The Dalai Lama
From the Preface of the book “The mind of the Guru”, Rajiv Mehrotra.
I believe that extending our understanding of each other’s spiritual practices and traditions can be an enriching experience, because to do so increases our opportunities for mutual respect. Sometimes, too, we encounter something in another tradition that helps us better appreciate something in our own.
In our Buddhist tradition, someone becomes a guru only in relation to a disciple. There is no special authority to qualify someone as a spiritual teacher. You are a teacher because you have students.
From the student’s point of view it is important not to be hurry in choosing someone as your spiritual teacher. To begin with, you should simply regard your teacher as a spiritual friend and closely observe his or her behavior, attitudes and ways of teaching, until you are confident of his or her integrity.
Although some of the scriptures appear to advise it, I normally recommend that Buddhist practitioners do not try to view literally every action of their spiritual teacher as divine and noble. The scriptures clearly delineate the specific, demanding qualities that are required of a teacher. But if it should unfortunately occur that the teacher seems to behave in an unacceptable way, it is appropriate for the students to be critical of it.
The Buddha advises in the sutras that where the teacher’s behavior is wholesome, you should follow it, but where it is unwholesome, you should not. You do not simply excuse bad conduct because your teacher did it. You should identify what is improper and decide not to follow it.

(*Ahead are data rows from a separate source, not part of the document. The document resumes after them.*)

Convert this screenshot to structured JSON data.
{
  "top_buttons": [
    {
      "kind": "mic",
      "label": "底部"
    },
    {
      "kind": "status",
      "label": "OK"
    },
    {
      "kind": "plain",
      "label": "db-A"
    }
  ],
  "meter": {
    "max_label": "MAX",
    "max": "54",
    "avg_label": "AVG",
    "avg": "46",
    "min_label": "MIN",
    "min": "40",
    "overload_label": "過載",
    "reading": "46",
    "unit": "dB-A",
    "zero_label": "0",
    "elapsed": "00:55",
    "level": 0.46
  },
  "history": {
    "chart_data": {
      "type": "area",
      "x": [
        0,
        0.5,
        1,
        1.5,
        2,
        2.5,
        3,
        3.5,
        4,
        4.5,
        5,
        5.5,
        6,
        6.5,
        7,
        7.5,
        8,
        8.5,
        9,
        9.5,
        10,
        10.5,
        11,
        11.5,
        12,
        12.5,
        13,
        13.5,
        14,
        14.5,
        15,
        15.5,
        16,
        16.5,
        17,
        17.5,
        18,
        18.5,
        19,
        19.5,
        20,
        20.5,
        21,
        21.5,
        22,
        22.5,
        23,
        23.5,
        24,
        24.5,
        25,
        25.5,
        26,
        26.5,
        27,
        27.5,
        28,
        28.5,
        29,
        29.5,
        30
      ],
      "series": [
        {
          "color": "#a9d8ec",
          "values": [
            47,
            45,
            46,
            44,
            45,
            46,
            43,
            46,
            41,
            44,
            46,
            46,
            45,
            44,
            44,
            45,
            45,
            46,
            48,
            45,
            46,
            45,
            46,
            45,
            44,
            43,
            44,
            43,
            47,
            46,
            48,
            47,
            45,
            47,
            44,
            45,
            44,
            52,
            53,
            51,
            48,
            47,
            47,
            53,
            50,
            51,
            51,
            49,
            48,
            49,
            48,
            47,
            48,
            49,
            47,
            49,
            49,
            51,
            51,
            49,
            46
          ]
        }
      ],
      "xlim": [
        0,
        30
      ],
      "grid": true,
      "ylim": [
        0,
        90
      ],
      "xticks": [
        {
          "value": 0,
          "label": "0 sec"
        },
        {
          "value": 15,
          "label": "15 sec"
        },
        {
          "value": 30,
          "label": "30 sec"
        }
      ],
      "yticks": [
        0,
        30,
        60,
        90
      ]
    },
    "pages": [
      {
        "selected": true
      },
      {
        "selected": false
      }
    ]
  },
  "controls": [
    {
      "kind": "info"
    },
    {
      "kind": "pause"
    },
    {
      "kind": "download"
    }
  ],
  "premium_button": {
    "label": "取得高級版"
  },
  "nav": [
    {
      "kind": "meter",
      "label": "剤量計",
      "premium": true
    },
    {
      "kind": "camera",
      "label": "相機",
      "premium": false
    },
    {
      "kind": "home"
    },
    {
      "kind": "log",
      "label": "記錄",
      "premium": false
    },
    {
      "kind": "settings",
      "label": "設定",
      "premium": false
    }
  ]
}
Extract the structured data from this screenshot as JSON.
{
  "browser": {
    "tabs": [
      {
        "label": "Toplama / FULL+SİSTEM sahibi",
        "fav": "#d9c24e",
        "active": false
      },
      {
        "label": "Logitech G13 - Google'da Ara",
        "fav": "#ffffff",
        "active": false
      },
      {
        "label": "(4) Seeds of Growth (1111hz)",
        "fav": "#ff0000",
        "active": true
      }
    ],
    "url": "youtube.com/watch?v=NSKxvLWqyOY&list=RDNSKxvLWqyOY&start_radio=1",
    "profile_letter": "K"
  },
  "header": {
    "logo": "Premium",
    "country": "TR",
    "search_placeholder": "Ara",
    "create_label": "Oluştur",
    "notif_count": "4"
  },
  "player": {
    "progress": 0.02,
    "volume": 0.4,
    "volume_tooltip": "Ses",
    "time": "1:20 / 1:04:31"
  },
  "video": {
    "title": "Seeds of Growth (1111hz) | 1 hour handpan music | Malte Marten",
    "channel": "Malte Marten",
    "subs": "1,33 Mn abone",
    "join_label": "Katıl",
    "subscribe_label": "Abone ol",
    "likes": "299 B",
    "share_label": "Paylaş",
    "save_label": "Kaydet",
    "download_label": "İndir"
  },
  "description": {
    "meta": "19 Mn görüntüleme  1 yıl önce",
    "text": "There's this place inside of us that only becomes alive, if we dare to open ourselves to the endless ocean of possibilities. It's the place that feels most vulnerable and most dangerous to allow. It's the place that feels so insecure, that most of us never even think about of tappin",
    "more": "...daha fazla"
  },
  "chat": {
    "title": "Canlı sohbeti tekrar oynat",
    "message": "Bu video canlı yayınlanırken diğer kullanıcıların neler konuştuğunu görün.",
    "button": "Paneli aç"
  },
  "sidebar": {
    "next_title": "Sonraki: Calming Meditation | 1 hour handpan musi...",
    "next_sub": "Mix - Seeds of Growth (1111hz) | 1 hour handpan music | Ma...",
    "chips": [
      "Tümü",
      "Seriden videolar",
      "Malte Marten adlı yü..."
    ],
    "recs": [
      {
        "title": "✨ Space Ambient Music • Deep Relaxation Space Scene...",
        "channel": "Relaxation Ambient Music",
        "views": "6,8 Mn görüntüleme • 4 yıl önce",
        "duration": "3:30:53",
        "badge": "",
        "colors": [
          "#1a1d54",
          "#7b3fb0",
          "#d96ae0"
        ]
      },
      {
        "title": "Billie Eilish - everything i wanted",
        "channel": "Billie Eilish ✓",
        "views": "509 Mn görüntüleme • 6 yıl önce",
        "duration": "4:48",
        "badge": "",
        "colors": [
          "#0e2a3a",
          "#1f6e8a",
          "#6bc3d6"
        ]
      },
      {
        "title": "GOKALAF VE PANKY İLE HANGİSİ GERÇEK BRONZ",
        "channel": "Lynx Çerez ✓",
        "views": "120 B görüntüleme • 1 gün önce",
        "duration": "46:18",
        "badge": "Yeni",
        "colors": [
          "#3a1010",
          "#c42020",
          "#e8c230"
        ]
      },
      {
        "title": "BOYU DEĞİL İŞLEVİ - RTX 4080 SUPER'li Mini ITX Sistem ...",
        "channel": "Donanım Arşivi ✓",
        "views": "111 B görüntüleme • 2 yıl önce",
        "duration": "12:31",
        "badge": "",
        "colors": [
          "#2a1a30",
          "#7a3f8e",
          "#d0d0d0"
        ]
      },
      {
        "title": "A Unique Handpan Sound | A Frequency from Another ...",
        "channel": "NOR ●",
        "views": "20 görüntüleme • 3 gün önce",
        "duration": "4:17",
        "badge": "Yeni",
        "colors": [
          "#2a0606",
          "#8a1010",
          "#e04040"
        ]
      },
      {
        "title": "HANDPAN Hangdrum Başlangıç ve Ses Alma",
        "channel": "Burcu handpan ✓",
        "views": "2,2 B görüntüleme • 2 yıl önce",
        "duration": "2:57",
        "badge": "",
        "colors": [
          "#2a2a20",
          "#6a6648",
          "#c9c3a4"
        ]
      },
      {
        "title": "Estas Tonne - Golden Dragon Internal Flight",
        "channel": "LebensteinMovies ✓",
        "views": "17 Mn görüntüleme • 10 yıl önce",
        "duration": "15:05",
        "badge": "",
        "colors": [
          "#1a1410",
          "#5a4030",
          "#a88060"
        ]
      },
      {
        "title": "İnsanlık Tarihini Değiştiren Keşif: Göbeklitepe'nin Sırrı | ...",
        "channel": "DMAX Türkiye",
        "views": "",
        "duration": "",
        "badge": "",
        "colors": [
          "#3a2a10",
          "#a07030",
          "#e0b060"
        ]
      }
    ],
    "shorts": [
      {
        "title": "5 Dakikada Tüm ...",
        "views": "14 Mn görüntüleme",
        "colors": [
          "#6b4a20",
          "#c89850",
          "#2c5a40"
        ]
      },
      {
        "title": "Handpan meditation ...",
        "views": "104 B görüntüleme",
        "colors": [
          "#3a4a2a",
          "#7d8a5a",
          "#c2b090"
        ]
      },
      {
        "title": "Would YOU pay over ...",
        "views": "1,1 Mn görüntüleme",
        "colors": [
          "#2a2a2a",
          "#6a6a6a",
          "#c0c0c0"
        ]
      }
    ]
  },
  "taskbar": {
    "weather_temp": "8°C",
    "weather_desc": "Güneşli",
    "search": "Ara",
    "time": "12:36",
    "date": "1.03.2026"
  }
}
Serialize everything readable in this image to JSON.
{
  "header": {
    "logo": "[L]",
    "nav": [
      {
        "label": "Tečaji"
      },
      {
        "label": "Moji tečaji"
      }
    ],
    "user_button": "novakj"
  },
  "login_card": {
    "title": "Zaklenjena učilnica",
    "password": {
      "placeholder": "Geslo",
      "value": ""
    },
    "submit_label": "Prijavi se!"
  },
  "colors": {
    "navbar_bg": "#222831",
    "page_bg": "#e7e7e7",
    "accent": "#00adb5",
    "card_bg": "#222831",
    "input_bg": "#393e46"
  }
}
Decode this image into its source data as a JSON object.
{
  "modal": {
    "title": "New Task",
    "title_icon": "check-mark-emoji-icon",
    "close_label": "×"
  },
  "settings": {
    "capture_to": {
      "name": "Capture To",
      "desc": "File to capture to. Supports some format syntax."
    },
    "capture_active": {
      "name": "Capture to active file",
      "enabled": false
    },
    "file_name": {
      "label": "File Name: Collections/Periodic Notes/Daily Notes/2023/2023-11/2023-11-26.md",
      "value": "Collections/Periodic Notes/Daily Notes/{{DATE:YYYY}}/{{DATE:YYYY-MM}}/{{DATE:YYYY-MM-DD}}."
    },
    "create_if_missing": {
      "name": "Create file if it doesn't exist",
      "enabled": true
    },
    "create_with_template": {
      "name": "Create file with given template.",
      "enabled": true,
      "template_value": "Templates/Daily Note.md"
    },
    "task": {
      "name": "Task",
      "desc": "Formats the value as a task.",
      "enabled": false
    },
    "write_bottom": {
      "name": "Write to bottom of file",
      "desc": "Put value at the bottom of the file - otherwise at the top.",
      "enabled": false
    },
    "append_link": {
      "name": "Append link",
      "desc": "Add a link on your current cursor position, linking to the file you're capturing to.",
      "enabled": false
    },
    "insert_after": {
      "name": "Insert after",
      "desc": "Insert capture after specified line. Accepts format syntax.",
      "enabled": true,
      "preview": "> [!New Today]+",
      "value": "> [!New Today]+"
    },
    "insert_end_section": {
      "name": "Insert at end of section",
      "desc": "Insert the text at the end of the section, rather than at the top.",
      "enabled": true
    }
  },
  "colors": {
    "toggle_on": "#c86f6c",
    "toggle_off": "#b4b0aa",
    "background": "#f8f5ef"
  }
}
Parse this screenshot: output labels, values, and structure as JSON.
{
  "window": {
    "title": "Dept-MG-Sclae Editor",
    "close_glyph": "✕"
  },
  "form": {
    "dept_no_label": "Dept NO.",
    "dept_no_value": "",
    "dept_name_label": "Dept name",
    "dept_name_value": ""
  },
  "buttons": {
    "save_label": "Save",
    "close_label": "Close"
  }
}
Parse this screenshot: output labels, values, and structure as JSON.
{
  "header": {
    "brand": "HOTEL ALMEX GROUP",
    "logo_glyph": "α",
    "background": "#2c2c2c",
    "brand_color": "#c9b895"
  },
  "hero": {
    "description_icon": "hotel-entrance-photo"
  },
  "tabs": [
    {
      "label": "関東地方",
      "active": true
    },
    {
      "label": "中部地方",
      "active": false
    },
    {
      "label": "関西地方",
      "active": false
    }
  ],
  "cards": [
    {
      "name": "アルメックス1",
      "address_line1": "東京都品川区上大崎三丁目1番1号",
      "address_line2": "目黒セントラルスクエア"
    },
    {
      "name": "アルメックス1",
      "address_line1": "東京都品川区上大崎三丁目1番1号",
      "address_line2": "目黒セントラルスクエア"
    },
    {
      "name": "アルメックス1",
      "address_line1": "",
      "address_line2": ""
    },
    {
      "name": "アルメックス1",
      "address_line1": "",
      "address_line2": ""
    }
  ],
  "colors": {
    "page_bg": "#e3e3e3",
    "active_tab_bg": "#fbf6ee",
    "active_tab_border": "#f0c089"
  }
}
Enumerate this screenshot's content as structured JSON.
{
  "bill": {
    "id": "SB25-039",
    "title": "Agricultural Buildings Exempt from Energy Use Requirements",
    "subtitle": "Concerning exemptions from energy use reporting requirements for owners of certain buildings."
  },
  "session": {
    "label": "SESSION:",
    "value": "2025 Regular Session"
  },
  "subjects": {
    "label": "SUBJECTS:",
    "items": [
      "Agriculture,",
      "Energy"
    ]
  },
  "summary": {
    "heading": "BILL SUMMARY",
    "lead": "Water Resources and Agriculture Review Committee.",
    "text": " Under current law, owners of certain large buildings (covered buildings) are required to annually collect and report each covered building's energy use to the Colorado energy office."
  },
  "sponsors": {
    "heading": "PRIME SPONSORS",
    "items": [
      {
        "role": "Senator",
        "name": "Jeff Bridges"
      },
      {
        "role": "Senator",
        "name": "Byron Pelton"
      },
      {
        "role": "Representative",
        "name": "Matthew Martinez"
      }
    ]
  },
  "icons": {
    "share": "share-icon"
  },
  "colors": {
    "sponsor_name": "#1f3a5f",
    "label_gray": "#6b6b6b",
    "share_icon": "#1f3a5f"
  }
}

The tantric texts often mention that all realization comes from the guru. This is true, but it can be understood in two different ways. On the one hand, the guru is the human teacher we interact with; on the other hand, the guru is our own inner wisdom, our own fundamental clarity of mind.
We need the example of someone who, while human like ourselves, has greater knowledge, greater compassion and greater experience than we have. The Tibetan term for guru is ‘lama’ and the connotation of this word for teacher is someone who is the embodiment of knowledge and the embodiment of kindness. The important thing is that when we meet and get to know someone who has these qualities, we find them attractive and aspire to develop them ourselves. The living example this person presents us makes clear that to develop knowledge and kindness is a real possibility. And that, to my mind, is the purpose of the spiritual path.